His honors include the ACS Award for Computers in Chemical & Pharmaceutical Research, Arthur C. Cope Scholar Award, and the Award in Computational Biology from the Intl. Society for Quantum Biology & Pharmacology. He is a fellow of the American Association for the Advancement of Science and the Alfred P. Sloan Foundation, and a member of the American Academy of Arts and Sciences.

Are you on Twitter? If so, tweet a ‘thank you’ to @jorgensenwl for his work, as part of our Thank a Scientist campaign. Be sure to include the hashtag. #ThankAScientist.

#ThankAScientist – Chad A. Mirkin

ACS is participating in Thank A Scientist Week by encouraging the ACS community to get to know some of the ACS Editors who are active on Twitter. Tweet your appreciation and get to know more ACS Editors.

Chad A. Mirkin is the Associate Editor of the Journal of the American Chemical Society. You can follow him on Twitter at @CHADNANO.

His current research focuses on the development of methods for controlling molecular architecture on the 1-100nm scale and using such structures for inventing technologies that impact chemistry, biology and medicine. His research group is best known for the discovery and development of spherical nucleic acids (SNAs) as well as enabling techniques such as dip-pen nanolithography (DPN), polymer pen lithography (PPL) and beam pen lithography (BPL) – methods that allow scientists to “draw” and create patterns of extraordinary sophistication and complexity on a variety of surfaces using nanoscale pens and chemicals and biological materials as inks.

He is the Director of the International Institute for Nanotechnology and the Rathmann Professor of Chemistry, Chemical and Biological Engineering, Biomedical Engineering, Materials Science and Engineering, and Medicine at Northwestern University.

He is a member of the President’s Council of Advisors on Science & Technology, and a member of The National Academies of Sciences, Engineering, and Medicine. His recent awards include the Wilhelm Exner Medal, the William H. Nichols Medal Award, and the Dan David Prize.

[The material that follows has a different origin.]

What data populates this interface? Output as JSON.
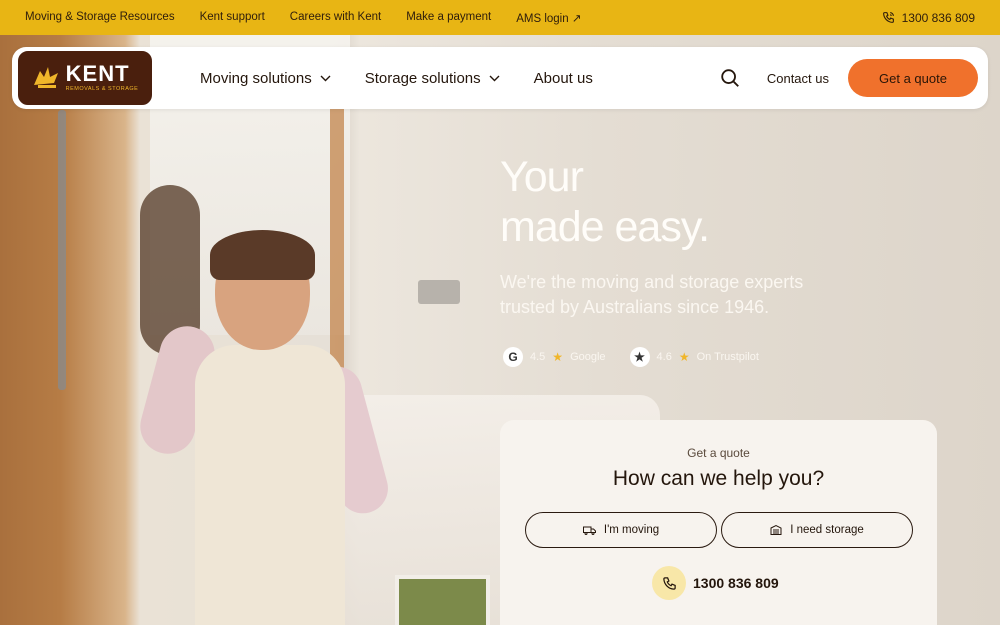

Are you on Twitter? If so, tweet a ‘thank you’ to @CHADNANO for his work, as part of our Thank a Scientist campaign. Be sure to include the hashtag #ThankAScientist.